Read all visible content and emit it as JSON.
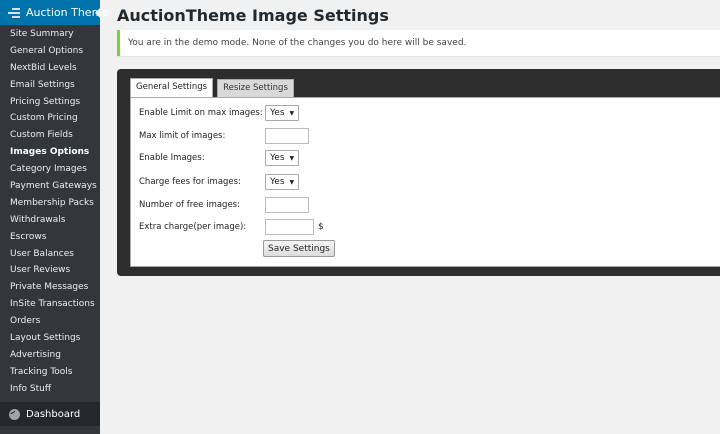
{
  "sidebar": {
    "header": {
      "icon": "list-icon",
      "title": "Auction Theme"
    },
    "items": [
      {
        "label": "Site Summary"
      },
      {
        "label": "General Options"
      },
      {
        "label": "NextBid Levels"
      },
      {
        "label": "Email Settings"
      },
      {
        "label": "Pricing Settings"
      },
      {
        "label": "Custom Pricing"
      },
      {
        "label": "Custom Fields"
      },
      {
        "label": "Images Options"
      },
      {
        "label": "Category Images"
      },
      {
        "label": "Payment Gateways"
      },
      {
        "label": "Membership Packs"
      },
      {
        "label": "Withdrawals"
      },
      {
        "label": "Escrows"
      },
      {
        "label": "User Balances"
      },
      {
        "label": "User Reviews"
      },
      {
        "label": "Private Messages"
      },
      {
        "label": "InSite Transactions"
      },
      {
        "label": "Orders"
      },
      {
        "label": "Layout Settings"
      },
      {
        "label": "Advertising"
      },
      {
        "label": "Tracking Tools"
      },
      {
        "label": "Info Stuff"
      }
    ],
    "active_item": "Images Options",
    "dashboard": {
      "icon": "dashboard-gauge-icon",
      "label": "Dashboard"
    }
  },
  "page": {
    "title": "AuctionTheme Image Settings",
    "notice": "You are in the demo mode. None of the changes you do here will be saved."
  },
  "tabs": [
    {
      "label": "General Settings",
      "active": true
    },
    {
      "label": "Resize Settings",
      "active": false
    }
  ],
  "form": {
    "enable_limit": {
      "label": "Enable Limit on max images:",
      "value": "Yes"
    },
    "max_limit": {
      "label": "Max limit of images:",
      "value": ""
    },
    "enable_images": {
      "label": "Enable Images:",
      "value": "Yes"
    },
    "charge_fees": {
      "label": "Charge fees for images:",
      "value": "Yes"
    },
    "free_images": {
      "label": "Number of free images:",
      "value": ""
    },
    "extra_charge": {
      "label": "Extra charge(per image):",
      "value": "",
      "unit": "$"
    },
    "save_label": "Save Settings"
  },
  "colors": {
    "sidebar_bg": "#32373c",
    "sidebar_header_bg": "#0073aa",
    "notice_accent": "#7ad03a",
    "panel_bg": "#2d2d2d"
  }
}
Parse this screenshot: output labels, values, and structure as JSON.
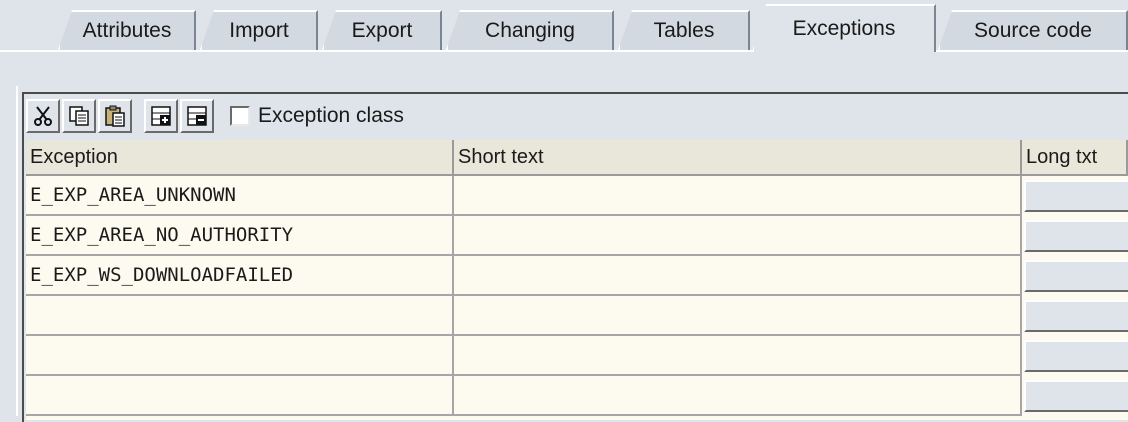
{
  "tabs": [
    {
      "label": "Attributes",
      "active": false
    },
    {
      "label": "Import",
      "active": false
    },
    {
      "label": "Export",
      "active": false
    },
    {
      "label": "Changing",
      "active": false
    },
    {
      "label": "Tables",
      "active": false
    },
    {
      "label": "Exceptions",
      "active": true
    },
    {
      "label": "Source code",
      "active": false
    }
  ],
  "toolbar": {
    "buttons": [
      "cut-icon",
      "copy-icon",
      "paste-icon",
      "insert-row-icon",
      "delete-row-icon"
    ],
    "exception_class_label": "Exception class",
    "exception_class_checked": false
  },
  "grid": {
    "columns": [
      "Exception",
      "Short text",
      "Long txt"
    ],
    "rows": [
      {
        "exception": "E_EXP_AREA_UNKNOWN",
        "short_text": ""
      },
      {
        "exception": "E_EXP_AREA_NO_AUTHORITY",
        "short_text": ""
      },
      {
        "exception": "E_EXP_WS_DOWNLOADFAILED",
        "short_text": ""
      },
      {
        "exception": "",
        "short_text": ""
      },
      {
        "exception": "",
        "short_text": ""
      },
      {
        "exception": "",
        "short_text": ""
      }
    ]
  },
  "colors": {
    "background": "#dfe4ea",
    "grid_background": "#fdfbf0",
    "header_background": "#e9e6da"
  }
}
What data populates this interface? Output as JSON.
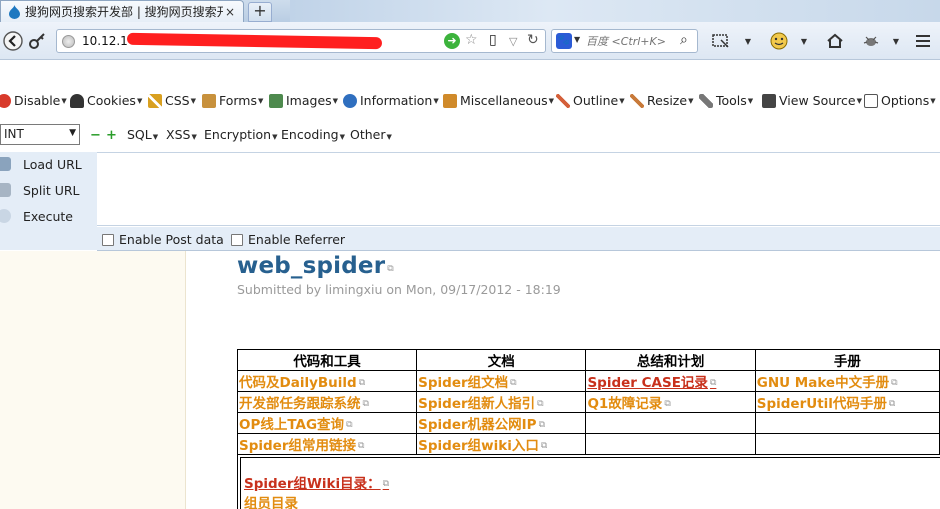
{
  "tab": {
    "title": "搜狗网页搜索开发部 | 搜狗网页搜索开...",
    "close": "×"
  },
  "new_tab": "+",
  "nav": {
    "url": "10.12.1",
    "search_placeholder": "百度 <Ctrl+K>"
  },
  "hackbar_menu": [
    {
      "label": "Disable",
      "icon": "disable-icon",
      "color": "#d83a2b"
    },
    {
      "label": "Cookies",
      "icon": "cookies-icon",
      "color": "#333333"
    },
    {
      "label": "CSS",
      "icon": "css-icon",
      "color": "#d9a020"
    },
    {
      "label": "Forms",
      "icon": "forms-icon",
      "color": "#c8913c"
    },
    {
      "label": "Images",
      "icon": "images-icon",
      "color": "#4e8a4e"
    },
    {
      "label": "Information",
      "icon": "information-icon",
      "color": "#2f6fbf"
    },
    {
      "label": "Miscellaneous",
      "icon": "miscellaneous-icon",
      "color": "#d08a2a"
    },
    {
      "label": "Outline",
      "icon": "outline-icon",
      "color": "#d4603a"
    },
    {
      "label": "Resize",
      "icon": "resize-icon",
      "color": "#c87a3a"
    },
    {
      "label": "Tools",
      "icon": "tools-icon",
      "color": "#777777"
    },
    {
      "label": "View Source",
      "icon": "view-source-icon",
      "color": "#444444"
    },
    {
      "label": "Options",
      "icon": "options-icon",
      "color": "#555555"
    }
  ],
  "hackbar_row2": {
    "select_value": "INT",
    "items": [
      "SQL",
      "XSS",
      "Encryption",
      "Encoding",
      "Other"
    ]
  },
  "hackbar_actions": [
    "Load URL",
    "Split URL",
    "Execute"
  ],
  "hackbar_options": [
    "Enable Post data",
    "Enable Referrer"
  ],
  "page": {
    "title": "web_spider",
    "submitted": "Submitted by limingxiu on Mon, 09/17/2012 - 18:19",
    "table": {
      "headers": [
        "代码和工具",
        "文档",
        "总结和计划",
        "手册"
      ],
      "rows": [
        [
          "代码及DailyBuild",
          "Spider组文档",
          "Spider CASE记录",
          "GNU Make中文手册"
        ],
        [
          "开发部任务跟踪系统",
          "Spider组新人指引",
          "Q1故障记录",
          "SpiderUtil代码手册"
        ],
        [
          "OP线上TAG查询",
          "Spider机器公网IP",
          "",
          ""
        ],
        [
          "Spider组常用链接",
          "Spider组wiki入口",
          "",
          ""
        ]
      ]
    },
    "wiki_dir": "Spider组Wiki目录：",
    "members": "组员目录"
  }
}
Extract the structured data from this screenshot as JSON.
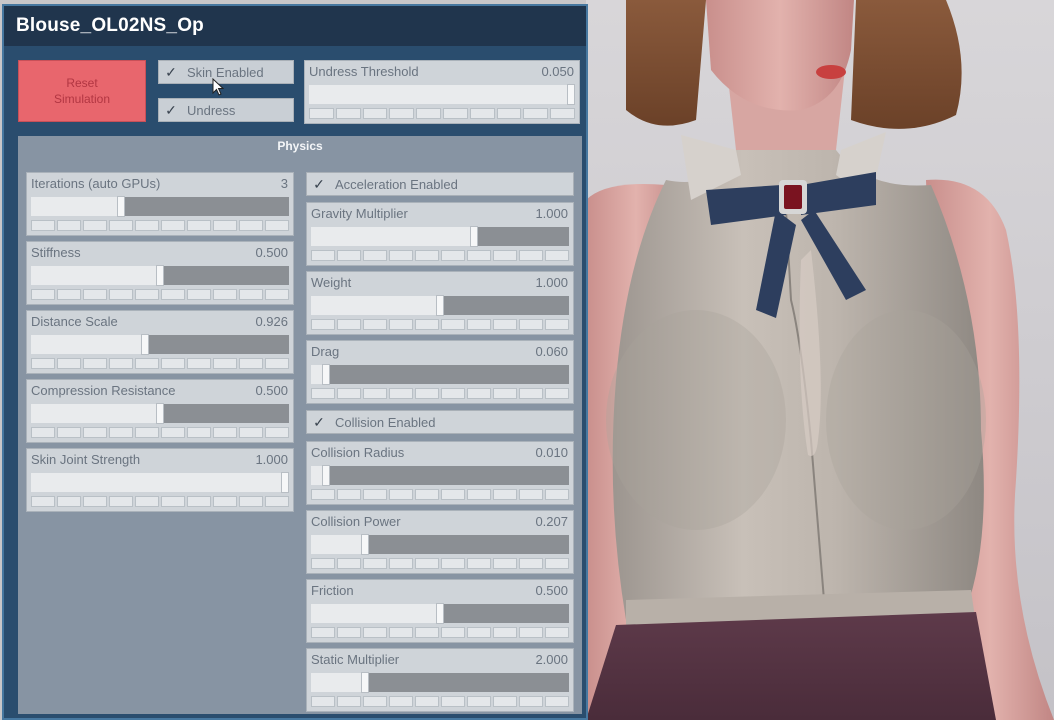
{
  "panel": {
    "title": "Blouse_OL02NS_Op",
    "reset_button": "Reset\nSimulation",
    "skin_enabled": {
      "label": "Skin Enabled",
      "checked": true
    },
    "undress": {
      "label": "Undress",
      "checked": true
    },
    "undress_threshold": {
      "label": "Undress Threshold",
      "value": "0.050",
      "fraction": 1.0
    }
  },
  "physics": {
    "header": "Physics",
    "left_sliders": [
      {
        "label": "Iterations (auto GPUs)",
        "value": "3",
        "fraction": 0.35
      },
      {
        "label": "Stiffness",
        "value": "0.500",
        "fraction": 0.5
      },
      {
        "label": "Distance Scale",
        "value": "0.926",
        "fraction": 0.44
      },
      {
        "label": "Compression Resistance",
        "value": "0.500",
        "fraction": 0.5
      },
      {
        "label": "Skin Joint Strength",
        "value": "1.000",
        "fraction": 1.0
      }
    ],
    "acceleration_enabled": {
      "label": "Acceleration Enabled",
      "checked": true
    },
    "collision_enabled": {
      "label": "Collision Enabled",
      "checked": true
    },
    "right_sliders_a": [
      {
        "label": "Gravity Multiplier",
        "value": "1.000",
        "fraction": 0.63
      },
      {
        "label": "Weight",
        "value": "1.000",
        "fraction": 0.5
      },
      {
        "label": "Drag",
        "value": "0.060",
        "fraction": 0.06
      }
    ],
    "right_sliders_b": [
      {
        "label": "Collision Radius",
        "value": "0.010",
        "fraction": 0.06
      },
      {
        "label": "Collision Power",
        "value": "0.207",
        "fraction": 0.21
      },
      {
        "label": "Friction",
        "value": "0.500",
        "fraction": 0.5
      },
      {
        "label": "Static Multiplier",
        "value": "2.000",
        "fraction": 0.21
      }
    ]
  },
  "colors": {
    "panel_bg": "#2a4d6e",
    "title_bg": "#20354d",
    "reset_bg": "#e8666d",
    "physics_bg": "#8794a3"
  }
}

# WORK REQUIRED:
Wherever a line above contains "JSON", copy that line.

# SOLUTION BELOW:
Read all visible content and emit it as JSON.
Parse this screenshot: output labels, values, and structure as JSON.
What data populates this interface? Output as JSON.
Extract the structured data from this screenshot as JSON.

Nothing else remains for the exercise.